(RBC) ratio of at least 300% for Metropolitan Life Insurance Company
and its affiliates, including the newly acquired Travelers companies,
on a stand-alone basis, as well as on a consolidated basis.
Also incorporated into the rating is the expectation that MetLife will
hold a minimum of $500 million of cash at the holding company level.
Moody's expects MetLife to maintain interest only coverage,
and interest and common stock dividend coverage of at least 3.5
times and 2 times, respectively. Cash available in the coverage
ratio is defined as statutory dividends available without prior regulatory
approval, and excludes cash at the holding company.
The rating agency said that the rating could be downgraded if financial
leverage were not brought to below 25% by year-end 2006,
if NAIC Risk Based Capital (RBC) ratio fell below 300% for Metropolitan
Life Insurance Company and its affiliates, or if interest only cash
coverage and cash coverage of interest and common stock dividends fell
below 3.5 times and 2 times respectively.
Factors that could change the rating up, Moody's added, include
a reduction in financial leverage to less than 15%, interest

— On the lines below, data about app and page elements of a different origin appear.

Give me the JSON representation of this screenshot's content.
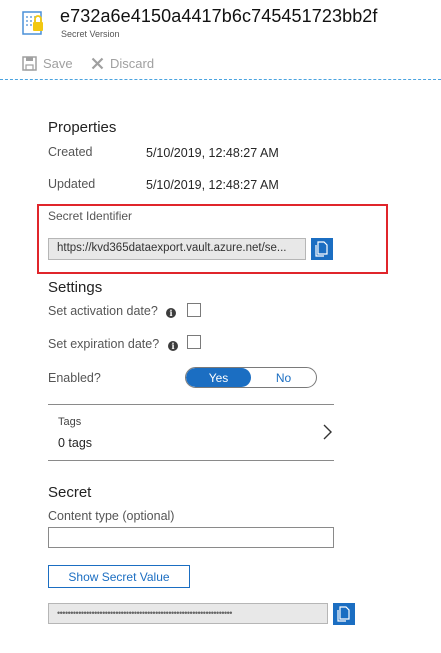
{
  "header": {
    "title": "e732a6e4150a4417b6c745451723bb2f",
    "subtitle": "Secret Version",
    "icon": "key-vault-secret-icon"
  },
  "toolbar": {
    "save_label": "Save",
    "discard_label": "Discard"
  },
  "properties": {
    "title": "Properties",
    "created_label": "Created",
    "created_value": "5/10/2019, 12:48:27 AM",
    "updated_label": "Updated",
    "updated_value": "5/10/2019, 12:48:27 AM",
    "identifier_label": "Secret Identifier",
    "identifier_value": "https://kvd365dataexport.vault.azure.net/se..."
  },
  "settings": {
    "title": "Settings",
    "activation_label": "Set activation date?",
    "expiration_label": "Set expiration date?",
    "enabled_label": "Enabled?",
    "enabled_yes": "Yes",
    "enabled_no": "No"
  },
  "tags": {
    "label": "Tags",
    "value": "0 tags"
  },
  "secret": {
    "title": "Secret",
    "content_type_label": "Content type (optional)",
    "content_type_value": "",
    "show_button_label": "Show Secret Value",
    "masked_value": "••••••••••••••••••••••••••••••••••••••••••••••••••••••••••••••••••"
  },
  "colors": {
    "accent": "#1b6ec2",
    "highlight_box": "#e0252b",
    "toolbar_divider": "#4aa3df"
  }
}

only cash coverage and cash coverage of interest expense and shareholder
dividends at the holding company of at least 7 and 4, times respectively,
and sustained return on assets of at least 100 bp.
The followings ratings have been affirmed with a negative outlook:
MetLife, Inc. - Senior unsecured debt at A2;
Subordinated debt at (P)A3; Preferred stock at (P)Baa1; commercial
paper rating at Prime-1
MetLife Capital Trust II -- Backed preferred shelf at (P)A3
MetLife Capital Trust III -- Backed preferred shelf at (P)A3
Metropolitan Life Insurance Company - Insurance financial strength
at Aa2; Surplus notes at A1;
MetLife Investors Insurance Company - Insurance financial strength
Metropolitan Life Global Funding I - Backed senior secured debt
and MTN at Aa2
GenAmerica Capital I - Preferred stock at A3
General American Life Insurance Co. - Insurance financial
strength at Aa2; Surplus notes at A1
New England Life Insurance Company - Insurance financial strength
New England Mutual Life Insurance Company - Surplus notes at A1;
Metropolitan Tower Life Insurance Company - Insurance financial
strength at Aa3
MetLife Investors USA Insurance Company - Insurance financial strength
Metropolitan P&C Insurance Company - Insurance financial strength
The following ratings have been affirmed with a stable outlook:
MetLife Funding, Inc. - Commercial paper at Prime-1
Metropolitan Life Insurance Company - Short-term insurance
financial strength at Prime-1
MetLife, Inc., headquartered in New York, reported
total assets of about $346 billion and shareholders' equity of
approximately $23 billion as of September 30, 2004.
Moody's insurance financial strength ratings are opinions of the ability
of insurance companies to repay punctually senior policyholder claims
For more information, visit our website at www.moodys.com/insurance.
Financial Institutions Group
Moody's Investors Service
Ann G. Perry
VP - Senior Credit Officer
Financial Institutions Group
Moody's Investors Service